This week's notes feature faculty Corinne Carvalho, Massimo Faggioli, Anne Klejment, Mark McInroy, Manjeet Rege, Angela Senander, Gary Voegele and Christian Washburn; and School of Social Work students Shanea Turner Smith and Elisabeth Wells, and a host of award-winning students from the 2014 Chemistry and Biochemistry Banquet.
This week's notes feature faculty Anne Klejment, Dalma Martinovic-Weigelt, Lisa Prevette, Manjeet Rege, Christian Washburn, John Wendt and Reid Zimmerman; staff Carol Peterfeso and James Rogers; and students Katie Boyd, Emily Cabel, Jackie Heitzman, Caitlin Kielblock, Lauren McGovern, Kirsten Muller, Megan Tappe and undergraduate students from the Geography Department.
Dawes will draw upon his experiences interviewing war criminals to talk about the nature of evil.
Dr. Jack Shaheen, a Noted Author, Media Critic and Expert on Arab Stereotyping, to Speak Here April 22
Shaheen, recent winner of the Ellis Island Medal of Honor, will discuss his book Reel Bad Arabs: How Hollywood Vilifies a People.
Dr. Christopher Wells of Macalester gave the lecture at St. Thomas March 4.
Environmental History Professor to Discuss Society’s Dependence on Automobiles in Lecture Here March 4
Macalester’s Christopher Wells is author of “Car Country: An Environmental History.” The talk is free and open to all.

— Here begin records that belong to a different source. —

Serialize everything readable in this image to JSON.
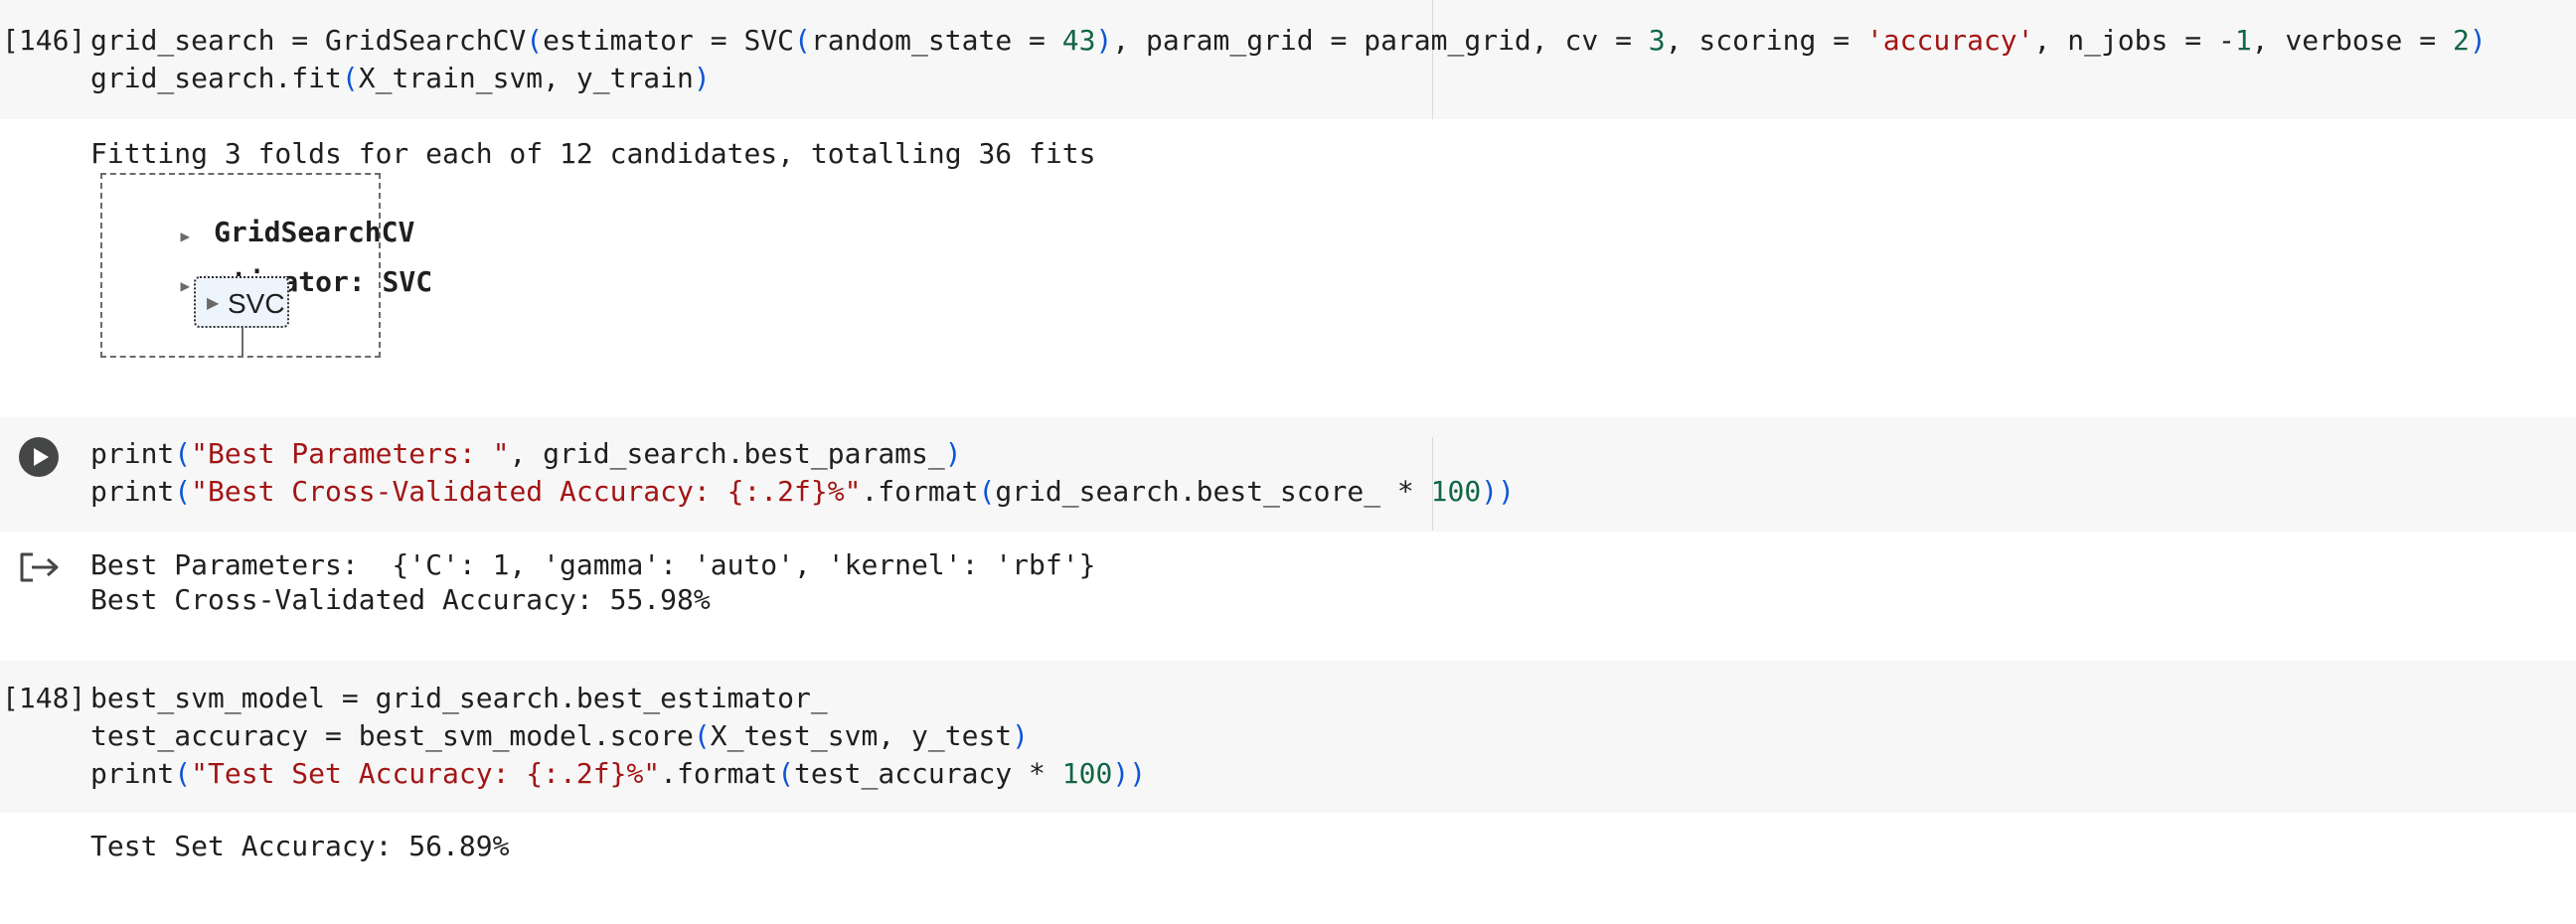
{
  "cells": [
    {
      "execution_count": "[146]",
      "code": [
        "grid_search = GridSearchCV(estimator = SVC(random_state = 43), param_grid = param_grid, cv = 3, scoring = 'accuracy', n_jobs = -1, verbose = 2)",
        "grid_search.fit(X_train_svm, y_train)"
      ],
      "output_text": "Fitting 3 folds for each of 12 candidates, totalling 36 fits",
      "estimator_diagram": {
        "outer_label": "GridSearchCV",
        "estimator_label": "estimator: SVC",
        "inner_label": "SVC"
      }
    },
    {
      "execution_count": "",
      "run_icon": "play-circle-icon",
      "output_icon": "output-arrow-icon",
      "code": [
        "print(\"Best Parameters: \", grid_search.best_params_)",
        "print(\"Best Cross-Validated Accuracy: {:.2f}%\".format(grid_search.best_score_ * 100))"
      ],
      "output": [
        "Best Parameters:  {'C': 1, 'gamma': 'auto', 'kernel': 'rbf'}",
        "Best Cross-Validated Accuracy: 55.98%"
      ]
    },
    {
      "execution_count": "[148]",
      "code": [
        "best_svm_model = grid_search.best_estimator_",
        "test_accuracy = best_svm_model.score(X_test_svm, y_test)",
        "print(\"Test Set Accuracy: {:.2f}%\".format(test_accuracy * 100))"
      ],
      "output": [
        "Test Set Accuracy: 56.89%"
      ]
    }
  ],
  "colors": {
    "code_background": "#f7f7f7",
    "string": "#a31515",
    "number": "#116644",
    "bracket": "#0b55d6",
    "run_button": "#444746"
  }
}
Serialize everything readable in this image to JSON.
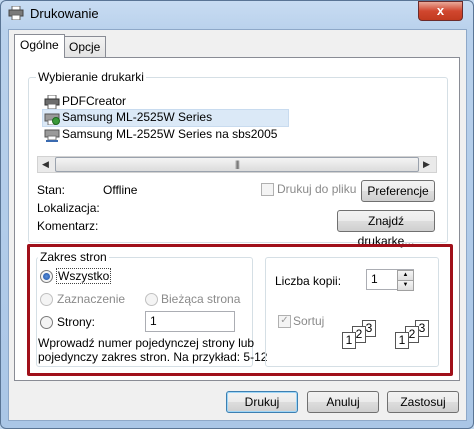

During the civil war in El Salvador, Romero was a light for the poor and disenfranchised, “A Voice for the Voiceless.” He was killed by an assassin’s bullet while celebrating Mass in the small hospital chapel where he lived.
The film’s director and producer, Kimberly Bautista, will join in a discussion following the film.
John Rheinberger ’70, ’90 M.B.A., has traveled to every country in the world and has a story to tell about each one.Rheinberger was strolling through the main square in Dakar, the capital of the western African nation of Senegal, when he asked a passerby to take his photograph. Having traveled alone to dozens of countries, this was something he had grown accustomed to, and usually he found people to be accommodating. But this time, the passerby refused, which put Rheinberger on alert: something was amiss.